On the other hand, it’s heartening to get to ask the ultimate Ask A Survivor question:
Q: What happens if others vote/get to decide my fate without my consent or input?
A: Well, that’s horrible and it sucks. On the other hand, that is literally the mind-bendingly awful reality of what minorities in America live with every single day in America. If you are genuinely worried for your life; reach out to majority members, build coalitions, network, and remind everyone you know to vote as if your life depends upon it. I’m aware that’s not exactly comforting on a day-to-day basis, but I can recommend various anti-anxiey medications in the meantime.
It’s both disheartening to see a national park so devoid of human life; on the other hand, “devoid of human life” is the natural, default setting of the natural world, depressing though that may be. So, yeah, I’m worried about many, many things (especially the election, whenever that is), BUT, I’m not worried about the planet and our precarious ecosystems. I now have some solid first-hand evidence that just minimizing our presence is enough to tip the balance of nature.

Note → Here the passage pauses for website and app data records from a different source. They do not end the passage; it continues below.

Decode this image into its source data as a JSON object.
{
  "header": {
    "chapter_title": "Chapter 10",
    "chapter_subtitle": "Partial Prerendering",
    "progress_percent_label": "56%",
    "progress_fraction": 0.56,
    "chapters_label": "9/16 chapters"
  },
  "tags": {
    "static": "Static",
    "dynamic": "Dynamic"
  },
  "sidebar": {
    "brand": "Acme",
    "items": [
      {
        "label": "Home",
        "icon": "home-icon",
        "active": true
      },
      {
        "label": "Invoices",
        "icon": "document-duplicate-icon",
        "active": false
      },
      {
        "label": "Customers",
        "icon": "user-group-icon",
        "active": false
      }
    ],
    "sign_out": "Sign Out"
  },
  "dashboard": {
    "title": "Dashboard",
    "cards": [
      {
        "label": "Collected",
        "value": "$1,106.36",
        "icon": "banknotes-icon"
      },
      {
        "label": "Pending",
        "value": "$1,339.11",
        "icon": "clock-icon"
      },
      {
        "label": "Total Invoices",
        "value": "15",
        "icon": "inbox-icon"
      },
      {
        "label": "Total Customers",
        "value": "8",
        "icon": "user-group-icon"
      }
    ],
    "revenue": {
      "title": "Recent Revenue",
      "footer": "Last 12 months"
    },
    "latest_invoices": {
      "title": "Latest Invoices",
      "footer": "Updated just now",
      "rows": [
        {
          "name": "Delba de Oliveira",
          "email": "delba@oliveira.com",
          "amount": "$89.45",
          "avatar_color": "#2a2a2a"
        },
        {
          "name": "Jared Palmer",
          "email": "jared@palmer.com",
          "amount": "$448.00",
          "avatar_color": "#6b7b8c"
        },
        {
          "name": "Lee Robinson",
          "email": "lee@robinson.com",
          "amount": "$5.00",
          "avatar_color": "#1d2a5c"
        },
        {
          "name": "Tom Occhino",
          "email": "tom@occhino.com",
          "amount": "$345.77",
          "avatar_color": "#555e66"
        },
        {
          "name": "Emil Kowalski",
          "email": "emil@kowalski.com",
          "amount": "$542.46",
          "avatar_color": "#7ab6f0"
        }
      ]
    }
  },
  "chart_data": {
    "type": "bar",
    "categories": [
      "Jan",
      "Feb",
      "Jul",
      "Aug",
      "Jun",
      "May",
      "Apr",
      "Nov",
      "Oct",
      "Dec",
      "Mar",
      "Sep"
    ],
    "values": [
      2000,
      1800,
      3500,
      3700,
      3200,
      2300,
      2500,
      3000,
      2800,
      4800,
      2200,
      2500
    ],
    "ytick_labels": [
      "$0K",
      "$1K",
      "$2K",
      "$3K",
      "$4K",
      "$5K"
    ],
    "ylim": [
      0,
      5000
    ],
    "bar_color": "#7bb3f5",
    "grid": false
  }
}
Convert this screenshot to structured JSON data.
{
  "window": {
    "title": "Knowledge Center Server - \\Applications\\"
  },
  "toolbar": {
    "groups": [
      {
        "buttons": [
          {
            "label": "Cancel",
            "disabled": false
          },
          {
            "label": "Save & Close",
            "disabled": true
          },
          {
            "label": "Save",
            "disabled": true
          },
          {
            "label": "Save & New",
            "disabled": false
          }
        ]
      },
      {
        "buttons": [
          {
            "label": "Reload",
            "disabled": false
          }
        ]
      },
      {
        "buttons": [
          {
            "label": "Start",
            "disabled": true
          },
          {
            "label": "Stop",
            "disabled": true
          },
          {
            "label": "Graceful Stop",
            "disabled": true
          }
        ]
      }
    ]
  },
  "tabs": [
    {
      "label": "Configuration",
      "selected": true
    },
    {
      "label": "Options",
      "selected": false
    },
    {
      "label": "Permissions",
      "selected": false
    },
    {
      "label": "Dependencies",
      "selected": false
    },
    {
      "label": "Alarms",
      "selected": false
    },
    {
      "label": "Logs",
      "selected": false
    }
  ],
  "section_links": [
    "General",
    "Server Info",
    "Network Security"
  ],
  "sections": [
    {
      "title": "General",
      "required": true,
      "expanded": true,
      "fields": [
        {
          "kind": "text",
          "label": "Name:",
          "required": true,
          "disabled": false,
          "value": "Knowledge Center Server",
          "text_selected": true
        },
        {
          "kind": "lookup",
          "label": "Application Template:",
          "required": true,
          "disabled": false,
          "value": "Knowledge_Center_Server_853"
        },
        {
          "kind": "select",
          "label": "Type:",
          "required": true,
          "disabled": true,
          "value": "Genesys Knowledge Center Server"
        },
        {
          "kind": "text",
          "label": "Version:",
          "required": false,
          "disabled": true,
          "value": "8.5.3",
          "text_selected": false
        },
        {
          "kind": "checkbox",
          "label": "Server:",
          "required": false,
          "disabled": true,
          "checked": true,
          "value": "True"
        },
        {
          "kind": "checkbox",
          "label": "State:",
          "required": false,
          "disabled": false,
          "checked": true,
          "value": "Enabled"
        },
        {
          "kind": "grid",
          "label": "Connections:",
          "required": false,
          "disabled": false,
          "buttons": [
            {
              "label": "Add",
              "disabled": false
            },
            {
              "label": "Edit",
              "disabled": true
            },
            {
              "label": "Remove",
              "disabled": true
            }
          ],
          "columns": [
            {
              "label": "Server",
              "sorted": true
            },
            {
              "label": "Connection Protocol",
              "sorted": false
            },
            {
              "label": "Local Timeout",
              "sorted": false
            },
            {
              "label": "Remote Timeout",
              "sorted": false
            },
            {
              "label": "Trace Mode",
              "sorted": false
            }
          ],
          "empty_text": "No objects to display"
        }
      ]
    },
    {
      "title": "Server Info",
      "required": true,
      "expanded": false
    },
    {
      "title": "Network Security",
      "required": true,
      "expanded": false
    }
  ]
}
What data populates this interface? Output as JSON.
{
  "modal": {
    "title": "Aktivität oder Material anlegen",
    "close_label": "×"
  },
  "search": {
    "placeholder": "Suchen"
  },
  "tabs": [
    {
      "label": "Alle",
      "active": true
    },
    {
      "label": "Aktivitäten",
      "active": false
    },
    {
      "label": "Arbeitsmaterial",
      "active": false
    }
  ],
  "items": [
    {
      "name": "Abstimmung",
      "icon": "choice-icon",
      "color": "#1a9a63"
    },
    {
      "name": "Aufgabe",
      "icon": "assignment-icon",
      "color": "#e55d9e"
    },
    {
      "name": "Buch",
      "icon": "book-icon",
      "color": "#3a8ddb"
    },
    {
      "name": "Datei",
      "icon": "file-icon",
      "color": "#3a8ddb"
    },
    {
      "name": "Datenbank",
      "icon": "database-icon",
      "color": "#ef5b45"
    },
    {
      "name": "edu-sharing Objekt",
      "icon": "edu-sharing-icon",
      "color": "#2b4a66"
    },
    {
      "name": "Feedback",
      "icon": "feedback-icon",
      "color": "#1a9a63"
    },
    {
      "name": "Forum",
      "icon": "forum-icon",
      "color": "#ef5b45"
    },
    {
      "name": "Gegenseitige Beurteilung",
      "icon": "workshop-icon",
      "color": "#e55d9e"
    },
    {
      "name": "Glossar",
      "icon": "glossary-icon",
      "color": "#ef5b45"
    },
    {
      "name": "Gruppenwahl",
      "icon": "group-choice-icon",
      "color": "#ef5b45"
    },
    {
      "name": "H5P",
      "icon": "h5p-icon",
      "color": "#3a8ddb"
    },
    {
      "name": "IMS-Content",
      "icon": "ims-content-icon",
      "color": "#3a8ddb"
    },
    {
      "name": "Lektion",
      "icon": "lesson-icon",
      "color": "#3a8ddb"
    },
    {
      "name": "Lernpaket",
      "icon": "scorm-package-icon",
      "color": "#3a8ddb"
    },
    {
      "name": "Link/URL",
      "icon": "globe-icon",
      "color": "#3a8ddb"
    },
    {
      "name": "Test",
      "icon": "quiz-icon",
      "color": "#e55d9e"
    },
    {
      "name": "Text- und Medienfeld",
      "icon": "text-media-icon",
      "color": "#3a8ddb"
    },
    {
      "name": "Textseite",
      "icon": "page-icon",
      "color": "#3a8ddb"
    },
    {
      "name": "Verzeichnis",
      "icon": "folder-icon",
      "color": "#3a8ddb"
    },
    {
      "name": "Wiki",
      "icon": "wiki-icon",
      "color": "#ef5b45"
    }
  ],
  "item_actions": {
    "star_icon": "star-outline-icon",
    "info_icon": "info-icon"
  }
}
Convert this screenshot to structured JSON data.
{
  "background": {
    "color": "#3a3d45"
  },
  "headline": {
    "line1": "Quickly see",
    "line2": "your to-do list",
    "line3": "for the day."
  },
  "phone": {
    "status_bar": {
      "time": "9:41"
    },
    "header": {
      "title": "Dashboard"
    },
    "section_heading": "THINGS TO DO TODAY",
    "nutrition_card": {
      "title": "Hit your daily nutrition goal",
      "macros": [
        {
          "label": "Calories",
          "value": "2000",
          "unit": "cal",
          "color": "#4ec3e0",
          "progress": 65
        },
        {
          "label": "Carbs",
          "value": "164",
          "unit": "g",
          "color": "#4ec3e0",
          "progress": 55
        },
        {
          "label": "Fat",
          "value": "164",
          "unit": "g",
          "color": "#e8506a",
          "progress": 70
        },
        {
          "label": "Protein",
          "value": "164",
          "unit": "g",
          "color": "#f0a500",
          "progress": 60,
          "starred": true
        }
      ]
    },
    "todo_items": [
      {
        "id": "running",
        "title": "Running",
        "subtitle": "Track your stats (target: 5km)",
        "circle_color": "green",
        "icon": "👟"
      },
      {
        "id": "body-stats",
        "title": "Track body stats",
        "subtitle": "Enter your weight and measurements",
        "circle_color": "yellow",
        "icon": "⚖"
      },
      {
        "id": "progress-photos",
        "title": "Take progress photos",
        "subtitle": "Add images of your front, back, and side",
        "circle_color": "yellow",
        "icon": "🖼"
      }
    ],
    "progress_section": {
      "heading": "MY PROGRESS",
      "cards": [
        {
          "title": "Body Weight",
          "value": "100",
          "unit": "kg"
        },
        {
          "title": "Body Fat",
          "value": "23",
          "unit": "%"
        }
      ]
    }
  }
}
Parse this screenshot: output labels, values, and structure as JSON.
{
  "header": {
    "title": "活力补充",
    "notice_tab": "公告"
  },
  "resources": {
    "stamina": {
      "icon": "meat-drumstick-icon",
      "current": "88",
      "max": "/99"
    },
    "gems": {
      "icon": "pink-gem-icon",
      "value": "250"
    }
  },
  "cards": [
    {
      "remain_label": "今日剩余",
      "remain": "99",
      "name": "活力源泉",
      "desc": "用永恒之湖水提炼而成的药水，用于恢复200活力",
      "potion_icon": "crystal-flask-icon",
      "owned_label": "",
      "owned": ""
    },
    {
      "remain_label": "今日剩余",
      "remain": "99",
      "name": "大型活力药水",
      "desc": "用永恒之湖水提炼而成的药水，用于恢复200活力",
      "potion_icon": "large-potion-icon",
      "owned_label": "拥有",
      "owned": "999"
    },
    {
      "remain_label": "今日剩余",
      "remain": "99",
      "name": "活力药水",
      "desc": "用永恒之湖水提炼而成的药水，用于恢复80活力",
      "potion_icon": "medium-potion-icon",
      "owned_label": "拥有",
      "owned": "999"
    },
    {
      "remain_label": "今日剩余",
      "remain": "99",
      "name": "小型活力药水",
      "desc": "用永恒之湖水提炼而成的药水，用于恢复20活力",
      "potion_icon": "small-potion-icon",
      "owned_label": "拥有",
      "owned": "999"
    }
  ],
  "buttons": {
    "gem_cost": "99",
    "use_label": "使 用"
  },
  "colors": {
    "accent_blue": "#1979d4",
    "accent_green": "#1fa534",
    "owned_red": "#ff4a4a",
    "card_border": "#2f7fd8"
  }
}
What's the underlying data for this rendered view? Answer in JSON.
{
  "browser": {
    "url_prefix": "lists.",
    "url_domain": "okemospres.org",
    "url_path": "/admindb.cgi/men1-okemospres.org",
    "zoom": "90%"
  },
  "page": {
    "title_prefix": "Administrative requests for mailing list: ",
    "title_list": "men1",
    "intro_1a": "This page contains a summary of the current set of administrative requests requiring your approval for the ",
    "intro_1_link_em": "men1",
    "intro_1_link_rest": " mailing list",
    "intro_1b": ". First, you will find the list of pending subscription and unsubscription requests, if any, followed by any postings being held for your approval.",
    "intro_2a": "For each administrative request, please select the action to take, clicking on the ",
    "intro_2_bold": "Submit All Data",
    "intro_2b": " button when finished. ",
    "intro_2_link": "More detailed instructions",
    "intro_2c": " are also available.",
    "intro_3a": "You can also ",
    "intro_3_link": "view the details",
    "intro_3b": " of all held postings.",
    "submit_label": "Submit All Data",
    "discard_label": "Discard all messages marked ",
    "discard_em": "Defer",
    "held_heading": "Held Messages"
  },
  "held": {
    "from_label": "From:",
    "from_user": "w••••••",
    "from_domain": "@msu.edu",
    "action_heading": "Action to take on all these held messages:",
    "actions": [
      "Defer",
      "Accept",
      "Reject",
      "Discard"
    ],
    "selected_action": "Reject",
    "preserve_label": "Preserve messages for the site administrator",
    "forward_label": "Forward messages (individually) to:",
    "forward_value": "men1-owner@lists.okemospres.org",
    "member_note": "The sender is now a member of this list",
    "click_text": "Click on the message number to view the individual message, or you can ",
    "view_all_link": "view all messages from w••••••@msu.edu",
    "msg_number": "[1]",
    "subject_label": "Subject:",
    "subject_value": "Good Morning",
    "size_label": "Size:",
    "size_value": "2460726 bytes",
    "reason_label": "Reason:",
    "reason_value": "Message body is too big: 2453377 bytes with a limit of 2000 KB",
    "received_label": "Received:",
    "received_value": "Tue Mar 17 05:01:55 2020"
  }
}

On the other hand, I’m still getting over the naked price gouging involved in charging $20 for a good-but-not-great Caesar Salad.